The Power House was to be built into the hillside – a complex procedure, and one that is susceptible to landslips – and covered with a green roof. “We took the original footprint of the buildings, including the paths around them, and squared it up,” Macdonald says. “In our planning application, we pointed out that, because we were building back into the hill and would have a grass roof, it would have less environmental impact than the original buildings, which looked a bit of a shanty town. We assumed we’d get planning permission because it had been lived in and the original building was substandard.”
It proved an optimistic assumption. Though local councillors unanimously approved the scheme, planning officers took the rare step of referring the matter back to Whitehall. “They were initially helpful, saying ‘Yes, yes, yes’, but when it came to the committee hearing, they objected to everything,” he says. “One objection was the amount of traffic we might create, which was ridiculous, and another was to do with building in a green belt.”
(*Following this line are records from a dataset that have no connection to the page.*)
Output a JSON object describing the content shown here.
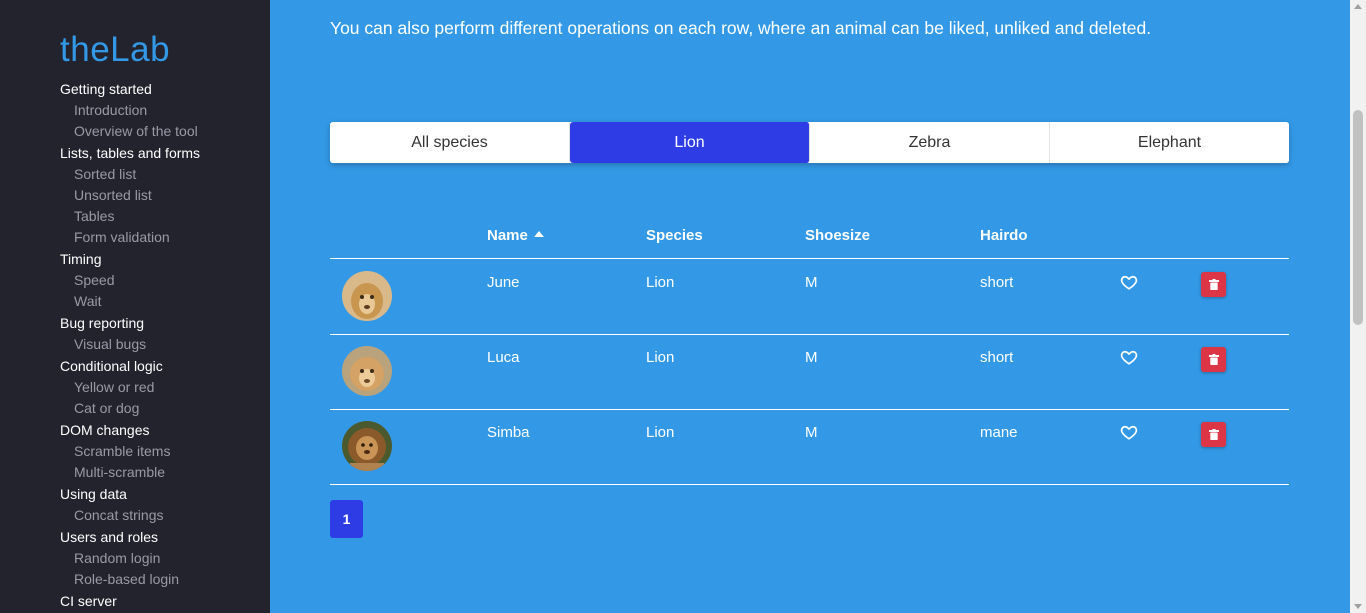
{
  "sidebar": {
    "logo": "theLab",
    "groups": [
      {
        "label": "Getting started",
        "items": [
          "Introduction",
          "Overview of the tool"
        ]
      },
      {
        "label": "Lists, tables and forms",
        "items": [
          "Sorted list",
          "Unsorted list",
          "Tables",
          "Form validation"
        ]
      },
      {
        "label": "Timing",
        "items": [
          "Speed",
          "Wait"
        ]
      },
      {
        "label": "Bug reporting",
        "items": [
          "Visual bugs"
        ]
      },
      {
        "label": "Conditional logic",
        "items": [
          "Yellow or red",
          "Cat or dog"
        ]
      },
      {
        "label": "DOM changes",
        "items": [
          "Scramble items",
          "Multi-scramble"
        ]
      },
      {
        "label": "Using data",
        "items": [
          "Concat strings"
        ]
      },
      {
        "label": "Users and roles",
        "items": [
          "Random login",
          "Role-based login"
        ]
      },
      {
        "label": "CI server",
        "items": []
      }
    ]
  },
  "main": {
    "intro": "You can also perform different operations on each row, where an animal can be liked, unliked and deleted.",
    "tabs": [
      {
        "label": "All species",
        "active": false
      },
      {
        "label": "Lion",
        "active": true
      },
      {
        "label": "Zebra",
        "active": false
      },
      {
        "label": "Elephant",
        "active": false
      }
    ],
    "table": {
      "headers": {
        "name": "Name",
        "species": "Species",
        "shoesize": "Shoesize",
        "hairdo": "Hairdo"
      },
      "rows": [
        {
          "name": "June",
          "species": "Lion",
          "shoesize": "M",
          "hairdo": "short"
        },
        {
          "name": "Luca",
          "species": "Lion",
          "shoesize": "M",
          "hairdo": "short"
        },
        {
          "name": "Simba",
          "species": "Lion",
          "shoesize": "M",
          "hairdo": "mane"
        }
      ]
    },
    "pagination": {
      "current": "1"
    }
  },
  "colors": {
    "background": "#3399e6",
    "sidebar": "#23232e",
    "accent": "#2e3ce6",
    "delete": "#dc3545"
  },
  "icons": {
    "sort": "sort-ascending-icon",
    "like": "heart-outline-icon",
    "delete": "trash-icon"
  }
}
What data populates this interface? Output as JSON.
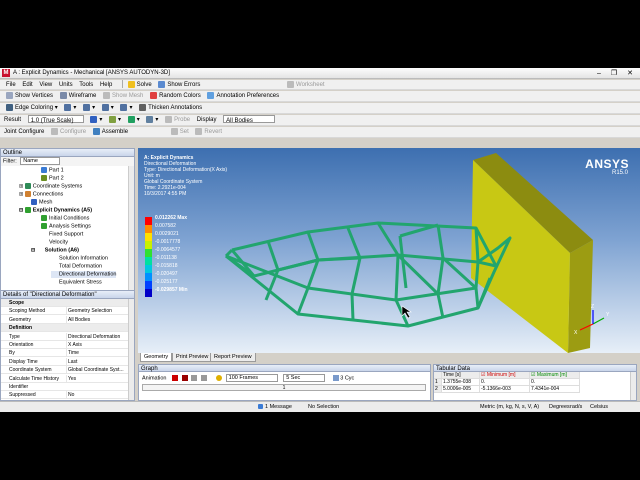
{
  "window": {
    "app_icon": "M",
    "title": "A : Explicit Dynamics - Mechanical [ANSYS AUTODYN-3D]",
    "minimize": "–",
    "restore": "❐",
    "close": "✕"
  },
  "menu": [
    "File",
    "Edit",
    "View",
    "Units",
    "Tools",
    "Help"
  ],
  "toolbar1": {
    "solve": "Solve",
    "show_errors": "Show Errors",
    "worksheet": "Worksheet"
  },
  "toolbar2": {
    "show_vertices": "Show Vertices",
    "wireframe": "Wireframe",
    "show_mesh": "Show Mesh",
    "random_colors": "Random Colors",
    "annotation_prefs": "Annotation Preferences"
  },
  "toolbar3": {
    "edge_coloring": "Edge Coloring",
    "thicken_annotations": "Thicken Annotations"
  },
  "toolbar4": {
    "result_label": "Result",
    "result_scale": "1.0 (True Scale)",
    "probe": "Probe",
    "display_label": "Display",
    "display_value": "All Bodies"
  },
  "toolbar5": {
    "joint_configure": "Joint Configure",
    "configure": "Configure",
    "assemble": "Assemble",
    "set": "Set",
    "revert": "Revert"
  },
  "outline": {
    "title": "Outline",
    "filter_label": "Filter:",
    "filter_value": "Name",
    "nodes": [
      {
        "label": "Part 1",
        "color": "#3a7bd5"
      },
      {
        "label": "Part 2",
        "color": "#3a7bd5"
      },
      {
        "label": "Coordinate Systems",
        "color": "#6b8e23"
      },
      {
        "label": "Connections",
        "color": "#4682b4"
      },
      {
        "label": "Mesh",
        "color": "#2e8b57"
      },
      {
        "label": "Explicit Dynamics (A5)",
        "color": "#e0a030"
      },
      {
        "label": "Initial Conditions",
        "color": "#d08030"
      },
      {
        "label": "Analysis Settings",
        "color": "#4a90d9"
      },
      {
        "label": "Fixed Support",
        "color": "#3060c0"
      },
      {
        "label": "Velocity",
        "color": "#c0a020"
      },
      {
        "label": "Solution (A6)",
        "color": "#30a030"
      },
      {
        "label": "Solution Information",
        "color": "#5a8ad0"
      },
      {
        "label": "Total Deformation",
        "color": "#30a030"
      },
      {
        "label": "Directional Deformation",
        "color": "#30a030"
      },
      {
        "label": "Equivalent Stress",
        "color": "#30a030"
      }
    ]
  },
  "details": {
    "title": "Details of \"Directional Deformation\"",
    "rows": [
      {
        "k": "Scope",
        "v": "",
        "cat": true
      },
      {
        "k": "Scoping Method",
        "v": "Geometry Selection"
      },
      {
        "k": "Geometry",
        "v": "All Bodies"
      },
      {
        "k": "Definition",
        "v": "",
        "cat": true
      },
      {
        "k": "Type",
        "v": "Directional Deformation"
      },
      {
        "k": "Orientation",
        "v": "X Axis"
      },
      {
        "k": "By",
        "v": "Time"
      },
      {
        "k": "Display Time",
        "v": "Last"
      },
      {
        "k": "Coordinate System",
        "v": "Global Coordinate Syst..."
      },
      {
        "k": "Calculate Time History",
        "v": "Yes"
      },
      {
        "k": "Identifier",
        "v": ""
      },
      {
        "k": "Suppressed",
        "v": "No"
      }
    ]
  },
  "viewport": {
    "info": [
      "A: Explicit Dynamics",
      "Directional Deformation",
      "Type: Directional Deformation(X Axis)",
      "Unit: m",
      "Global Coordinate System",
      "Time: 2.2921e-004",
      "10/3/2017 4:55 PM"
    ],
    "brand": "ANSYS",
    "version": "R15.0",
    "legend": [
      {
        "label": "0.012262 Max",
        "color": "#ff0000"
      },
      {
        "label": "0.007582",
        "color": "#ff8c00"
      },
      {
        "label": "0.0029021",
        "color": "#ffe000"
      },
      {
        "label": "-0.0017778",
        "color": "#c8f000"
      },
      {
        "label": "-0.0064577",
        "color": "#30e030"
      },
      {
        "label": "-0.011138",
        "color": "#00e0a0"
      },
      {
        "label": "-0.015818",
        "color": "#00c8e0"
      },
      {
        "label": "-0.020497",
        "color": "#0090ff"
      },
      {
        "label": "-0.025177",
        "color": "#0040ff"
      },
      {
        "label": "-0.029857 Min",
        "color": "#0000c8"
      }
    ],
    "axes": {
      "x": "X",
      "y": "Y",
      "z": "Z"
    }
  },
  "bottom_tabs": [
    "Geometry",
    "Print Preview",
    "Report Preview"
  ],
  "graph": {
    "title": "Graph",
    "animation_label": "Animation",
    "frames": "100 Frames",
    "duration": "5 Sec",
    "cycles": "3 Cyc",
    "slider_value": "1"
  },
  "tabular": {
    "title": "Tabular Data",
    "headers": [
      "Time [s]",
      "Minimum [m]",
      "Maximum [m]"
    ],
    "rows": [
      {
        "idx": "1",
        "time": "1.3755e-038",
        "min": "0.",
        "max": "0."
      },
      {
        "idx": "2",
        "time": "5.0006e-005",
        "min": "-5.1366e-003",
        "max": "7.4341e-004"
      }
    ]
  },
  "status": {
    "messages": "1 Message",
    "selection": "No Selection",
    "units": "Metric (m, kg, N, s, V, A)",
    "angle": "Degrees",
    "rate": "rad/s",
    "temp": "Celsius"
  },
  "colors": {
    "structure": "#22a56e",
    "plate": "#c8c814",
    "accent": "#c8102e"
  }
}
This was all the more galling because Macdonald had gone out of his way to make the building, which has 2,603 sq ft of living space, as unobtrusive and environmentally friendly as possible. “We ticked every green box we came across, not cynically, but because we wanted to,” he says. “We built underground so that it was practically invisible, made sure it was highly insulated and used ground-source heat pumps.”
The resulting 12-week delay cost Macdonald his slot with the specialist contractor who was to build the shuttered, reinforced-concrete shell. The couple then decided to go it alone, supervised by engineers and employing steel fixers and shuttering carpenters direct. “If you don’t know what you are doing, you ask somebody who does,” he says.
The job took 18 months rather than the anticipated six, which he reckons cost them a further £150,000. This brought the total cost of the building work, which was completed in 2004, to £700,000 – on top of a bill for about £200,000 for the site. The finished house, though, is everything they had hoped for, managing to be modernist and cosy at the same time.
Off the 34ft-long living area, with its wall of glass overlooking the jaw-dropping view, is a small family nook with a wood-burning stove, separated from the main room by an elegant sliding Japanese-style cherry-wood screen built by another friend, Mark Hamilton, a bespoke carpenter. Behind the cook’s kitchen, handmade in wood, granite and slate, are the larder, utility room and downstairs loo. Upstairs, along with four bedrooms, two bathrooms with travertine marble and a full-length terrace, is a huge airing cupboard. “I don’t see how anybody can live without an airing cupboard and a larder,” Macdonald says. “Everything else is just existence.”
The self-contained annexe/orangery was a risky afterthought. By the time the necessary retaining walls had been built, all it needed was a glass front wall to make a spacious, light-filled room. Macdonald went ahead, only later applying for retrospective planning permission. This time, there was no problem.“The planning officer said he felt he needed half a bottle of gin before talking to me,” he recalls.
Magnus is certainly not a man to underestimate. He may have a cheerful hippieish demeanour and no A levels, but in 1971, as “Beau Nosh”, he was the first person to serve meat at Glastonbury – chilli con carne – and went on to manage the markets at many of the biggest festivals in Britain. Over the years, he has also been involved in a series of other commercial projects – the latest is the restoration of the Grade II*-listed Clifton Lido, which dates to 1849, making it the oldest surviving heated lido in the country.
The Power House undoubtedly cost more than Macdonald anticipated, but even if it hadn’t, it is hard to imagine him staying put for long. Before leaving, though, he is keen to perfect his unusual home. “I just keep having ideas,” he says. The latest is to plant blueberry bushes on the roof of the Power House. Luckily for Macdonald – and for the local planning officers – he won’t need permission to do that.